Do I Need a Working Prototype Before Filing My Patent? Ask Edison!

 Do I Need a Working Prototype Before Filing My Patent? Ask Edison! by Pat Werschulz

{5:00 minutes to read} Today I want to talk about a book I just finished reading, called The Last Days of Night: A Novel by Graham Moore, about the patent wars between Thomas Edison and George Westinghouse.  Edison filed over 300 patent infringement lawsuits against Westinghouse.

The Characters

Thomas Edison – Attributed with having invented the light bulb, among many other things; patented the direct current (DC) lighting system.

George Westinghouse – Developed the alternating current (AC) lighting system after licensing Tesla’s patents.

Nikola Tesla – Patented the AC induction motor and transformer, licensed to Westinghouse for use in his AC lighting system; first worked for Edison, then Westinghouse, then struck out on his own.

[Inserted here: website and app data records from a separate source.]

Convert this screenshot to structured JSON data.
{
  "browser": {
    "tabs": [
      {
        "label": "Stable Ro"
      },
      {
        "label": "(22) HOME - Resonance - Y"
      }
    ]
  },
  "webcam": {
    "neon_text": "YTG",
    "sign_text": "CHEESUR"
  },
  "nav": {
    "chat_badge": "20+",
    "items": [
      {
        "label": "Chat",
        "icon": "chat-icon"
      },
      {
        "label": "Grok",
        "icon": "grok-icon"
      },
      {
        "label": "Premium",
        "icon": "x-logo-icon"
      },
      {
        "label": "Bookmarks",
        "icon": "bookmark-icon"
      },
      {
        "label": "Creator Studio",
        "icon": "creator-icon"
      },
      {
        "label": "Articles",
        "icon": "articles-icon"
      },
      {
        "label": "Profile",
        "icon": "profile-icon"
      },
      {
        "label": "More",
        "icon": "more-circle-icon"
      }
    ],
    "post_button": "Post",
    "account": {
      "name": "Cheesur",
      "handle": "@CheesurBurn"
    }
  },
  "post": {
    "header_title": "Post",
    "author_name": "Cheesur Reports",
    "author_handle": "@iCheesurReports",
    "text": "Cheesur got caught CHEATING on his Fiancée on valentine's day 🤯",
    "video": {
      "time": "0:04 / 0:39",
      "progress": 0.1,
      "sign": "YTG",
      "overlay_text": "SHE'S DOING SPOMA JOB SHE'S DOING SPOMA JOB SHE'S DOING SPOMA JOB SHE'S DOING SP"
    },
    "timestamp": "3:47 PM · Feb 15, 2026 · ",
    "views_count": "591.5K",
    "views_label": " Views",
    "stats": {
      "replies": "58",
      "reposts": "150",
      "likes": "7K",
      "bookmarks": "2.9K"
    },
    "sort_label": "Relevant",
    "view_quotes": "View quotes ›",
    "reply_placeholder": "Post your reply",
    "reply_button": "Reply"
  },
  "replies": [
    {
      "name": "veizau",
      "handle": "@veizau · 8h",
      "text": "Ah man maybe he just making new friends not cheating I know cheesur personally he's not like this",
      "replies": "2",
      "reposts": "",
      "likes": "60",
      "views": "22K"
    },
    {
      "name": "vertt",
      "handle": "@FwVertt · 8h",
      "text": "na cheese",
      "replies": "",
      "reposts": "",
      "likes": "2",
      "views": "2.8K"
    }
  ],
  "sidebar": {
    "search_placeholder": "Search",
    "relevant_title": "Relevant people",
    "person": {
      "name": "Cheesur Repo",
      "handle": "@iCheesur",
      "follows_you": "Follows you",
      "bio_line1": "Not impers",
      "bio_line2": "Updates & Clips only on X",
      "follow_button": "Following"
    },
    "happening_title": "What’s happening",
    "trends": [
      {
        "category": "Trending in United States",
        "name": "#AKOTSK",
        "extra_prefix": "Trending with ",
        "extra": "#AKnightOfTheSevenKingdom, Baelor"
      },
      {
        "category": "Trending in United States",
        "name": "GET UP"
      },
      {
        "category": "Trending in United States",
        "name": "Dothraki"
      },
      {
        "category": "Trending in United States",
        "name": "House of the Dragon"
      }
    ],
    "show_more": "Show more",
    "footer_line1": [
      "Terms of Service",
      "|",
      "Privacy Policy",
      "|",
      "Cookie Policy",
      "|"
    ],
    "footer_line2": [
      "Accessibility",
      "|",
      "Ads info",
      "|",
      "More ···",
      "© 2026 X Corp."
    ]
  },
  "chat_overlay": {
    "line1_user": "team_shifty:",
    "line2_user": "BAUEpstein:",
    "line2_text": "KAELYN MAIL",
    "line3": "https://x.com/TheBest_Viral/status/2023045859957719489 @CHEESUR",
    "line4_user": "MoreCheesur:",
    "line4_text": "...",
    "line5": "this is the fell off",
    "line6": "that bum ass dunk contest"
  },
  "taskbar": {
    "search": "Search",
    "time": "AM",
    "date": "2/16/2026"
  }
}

Paul Cravath – The attorney who represented Westinghouse against Edison; founding member of one of the largest US law firms, Cravath, Swaine and Moore.

The Perspective

What’s interesting about The Last Days of Night is that it’s written from the perspective of Westinghouse’s attorney, Paul Cravath. The book traces his strategy from the time when Westinghouse engaged him to take on these lawsuits to when, eventually, Westinghouse, Edison and Tesla make an agreement. That agreement affects our lives today.

The Story

Edison always worked, at this point, on direct current. His direct current generators were used to supply electricity throughout New York City. It was a new technology. Unfortunately, direct current doesn’t travel very far, so there were many, many generators being used—practically one for each building.

Tesla’s invention was for an alternating current generator. One generator could light an entire city, and Westinghouse licensed Tesla’s generator patent.

Edison had filed over 300 different lawsuits through the country for patent infringement. Eventually, Edison realized that the future was with alternating current. Edison, Westinghouse and Tesla reached an agreement, and the infringement suits were dropped.

Edison went on to invent many other things and sort of abandoned the electricity game. Westinghouse went on to found a large company, Westinghouse Electric & Manufacturing Company, which he later renamed Westinghouse Electric Corporation as well as Westinghouse Air Brake Company. Edison Electrical Company eventually turned into GE, a giant which continues to make light bulbs that work on alternating current.

The Patented Prototype

Cravath attacked the discrepancy between Edison’s first patented prototype and what was eventually commercially available. This is why this story is so interesting, beyond the whole drama of how it would be resolved.

Edison claimed through news releases that he invented the light bulb using a platinum filament but that did not work very well. His U.S. Patent 223,898 is for “a carbon filament or strip coiled and connected to platinum contact wires” [1]. This patent did not specify other types of filaments, and the eventual commercial product used a type of cotton wick filament. The court ruled in Edison’s favor, saying that his patent covered all of them.

The Moral of the Story

Do you need a working prototype before filing a patent? No, you don’t. Edison didn’t.

The patent office has done away with that requirement. The patent office realized that it is impractical to build a full-scale working prototype of inventions, whether on a large or small scale. In what’s called the predictive part, if one can show that a certain structure will function in a predictable way, a prototype is not necessary.

When you really can’t predict how something is going to interact with a living thing—particularly in chemistry, biochemistry and biotech—you actually need to test the product in some way to prove that it works. This is called the non-predictive arts. In other words, you can’t come up with a new chemical entity and say it’s going to cure cancer: You have to have some laboratory or clinical proof before you’ll be granted the patent.

For almost everything else, you don’t need a working prototype to file for or even be granted a patent.

I hope you enjoy reading The Last Days of Night. Written by a New York Times best-selling author, who has also won awards for his screenplays, it’s an interesting book with real historical implications for how we live today.
[1] https://www.google.com/patents/US223898